# Task prompt:
Extract all lines in the data that contain the word "Niesha".

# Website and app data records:

Content starts

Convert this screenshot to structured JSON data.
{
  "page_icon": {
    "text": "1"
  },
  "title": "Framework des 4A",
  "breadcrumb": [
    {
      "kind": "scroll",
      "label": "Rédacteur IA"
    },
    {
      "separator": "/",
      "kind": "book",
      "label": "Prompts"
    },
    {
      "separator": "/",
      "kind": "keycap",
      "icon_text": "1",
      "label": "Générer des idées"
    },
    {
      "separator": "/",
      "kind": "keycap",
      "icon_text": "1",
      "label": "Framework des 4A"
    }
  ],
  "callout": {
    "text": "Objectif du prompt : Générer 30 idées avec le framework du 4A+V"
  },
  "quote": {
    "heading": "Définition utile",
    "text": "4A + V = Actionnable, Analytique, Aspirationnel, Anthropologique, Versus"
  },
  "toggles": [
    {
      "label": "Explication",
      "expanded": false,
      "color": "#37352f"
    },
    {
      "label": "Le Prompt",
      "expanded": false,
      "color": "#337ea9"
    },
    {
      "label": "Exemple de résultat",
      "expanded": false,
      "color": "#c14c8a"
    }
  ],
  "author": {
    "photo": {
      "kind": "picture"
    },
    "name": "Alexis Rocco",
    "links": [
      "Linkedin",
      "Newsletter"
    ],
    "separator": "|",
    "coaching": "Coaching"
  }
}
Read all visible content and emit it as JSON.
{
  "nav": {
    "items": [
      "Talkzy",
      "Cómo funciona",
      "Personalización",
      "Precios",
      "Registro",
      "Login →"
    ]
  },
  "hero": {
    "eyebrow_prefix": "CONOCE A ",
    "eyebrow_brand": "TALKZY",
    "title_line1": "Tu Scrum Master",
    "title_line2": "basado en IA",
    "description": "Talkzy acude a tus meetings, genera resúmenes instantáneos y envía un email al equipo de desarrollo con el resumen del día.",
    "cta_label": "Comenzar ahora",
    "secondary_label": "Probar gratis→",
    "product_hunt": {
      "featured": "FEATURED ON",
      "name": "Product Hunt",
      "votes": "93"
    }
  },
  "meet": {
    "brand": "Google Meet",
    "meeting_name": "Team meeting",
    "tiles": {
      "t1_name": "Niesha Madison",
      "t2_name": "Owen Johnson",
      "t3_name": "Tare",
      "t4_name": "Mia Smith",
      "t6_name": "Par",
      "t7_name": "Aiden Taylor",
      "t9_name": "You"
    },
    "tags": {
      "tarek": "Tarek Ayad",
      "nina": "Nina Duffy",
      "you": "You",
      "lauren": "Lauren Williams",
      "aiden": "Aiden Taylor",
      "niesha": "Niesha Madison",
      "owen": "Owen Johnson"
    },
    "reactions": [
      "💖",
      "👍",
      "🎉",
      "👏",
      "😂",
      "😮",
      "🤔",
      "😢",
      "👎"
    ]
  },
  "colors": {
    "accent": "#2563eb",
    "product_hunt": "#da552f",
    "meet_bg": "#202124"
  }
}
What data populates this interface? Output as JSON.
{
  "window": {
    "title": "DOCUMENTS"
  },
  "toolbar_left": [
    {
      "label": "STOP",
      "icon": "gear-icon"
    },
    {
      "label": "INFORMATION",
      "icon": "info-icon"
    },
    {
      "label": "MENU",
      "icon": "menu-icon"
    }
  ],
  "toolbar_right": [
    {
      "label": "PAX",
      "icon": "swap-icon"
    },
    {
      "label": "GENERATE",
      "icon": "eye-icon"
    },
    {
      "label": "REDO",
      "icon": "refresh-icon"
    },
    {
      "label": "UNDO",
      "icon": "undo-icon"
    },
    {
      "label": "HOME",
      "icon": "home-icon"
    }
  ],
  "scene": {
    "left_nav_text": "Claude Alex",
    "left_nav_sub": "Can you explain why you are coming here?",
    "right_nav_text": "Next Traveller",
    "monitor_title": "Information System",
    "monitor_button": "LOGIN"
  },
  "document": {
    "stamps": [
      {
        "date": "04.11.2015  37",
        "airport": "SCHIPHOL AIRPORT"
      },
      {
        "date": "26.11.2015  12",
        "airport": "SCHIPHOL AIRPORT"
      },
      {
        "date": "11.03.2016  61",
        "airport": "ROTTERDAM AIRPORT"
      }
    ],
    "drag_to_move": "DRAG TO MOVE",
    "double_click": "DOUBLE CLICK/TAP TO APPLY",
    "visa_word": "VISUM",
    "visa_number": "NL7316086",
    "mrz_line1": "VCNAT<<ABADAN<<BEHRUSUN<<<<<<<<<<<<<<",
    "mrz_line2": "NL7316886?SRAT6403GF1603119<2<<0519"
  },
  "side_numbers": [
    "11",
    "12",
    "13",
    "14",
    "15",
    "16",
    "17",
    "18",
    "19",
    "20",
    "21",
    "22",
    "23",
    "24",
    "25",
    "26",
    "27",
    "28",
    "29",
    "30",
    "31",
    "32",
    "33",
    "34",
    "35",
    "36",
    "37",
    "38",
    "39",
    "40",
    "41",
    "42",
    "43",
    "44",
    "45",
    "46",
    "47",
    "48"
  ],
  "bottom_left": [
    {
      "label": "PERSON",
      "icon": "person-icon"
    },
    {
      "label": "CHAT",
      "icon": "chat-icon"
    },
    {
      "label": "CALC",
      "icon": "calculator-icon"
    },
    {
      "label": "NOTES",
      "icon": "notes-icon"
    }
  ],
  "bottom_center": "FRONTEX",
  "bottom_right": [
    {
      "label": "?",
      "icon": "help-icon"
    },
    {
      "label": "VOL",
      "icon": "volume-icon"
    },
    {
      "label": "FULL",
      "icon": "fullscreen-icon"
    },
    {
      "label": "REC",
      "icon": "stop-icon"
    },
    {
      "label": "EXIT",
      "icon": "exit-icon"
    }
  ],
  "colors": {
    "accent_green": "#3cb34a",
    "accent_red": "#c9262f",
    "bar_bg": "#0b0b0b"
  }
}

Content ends

# The completed task:
      "t1_name": "Niesha Madison",
      "niesha": "Niesha Madison",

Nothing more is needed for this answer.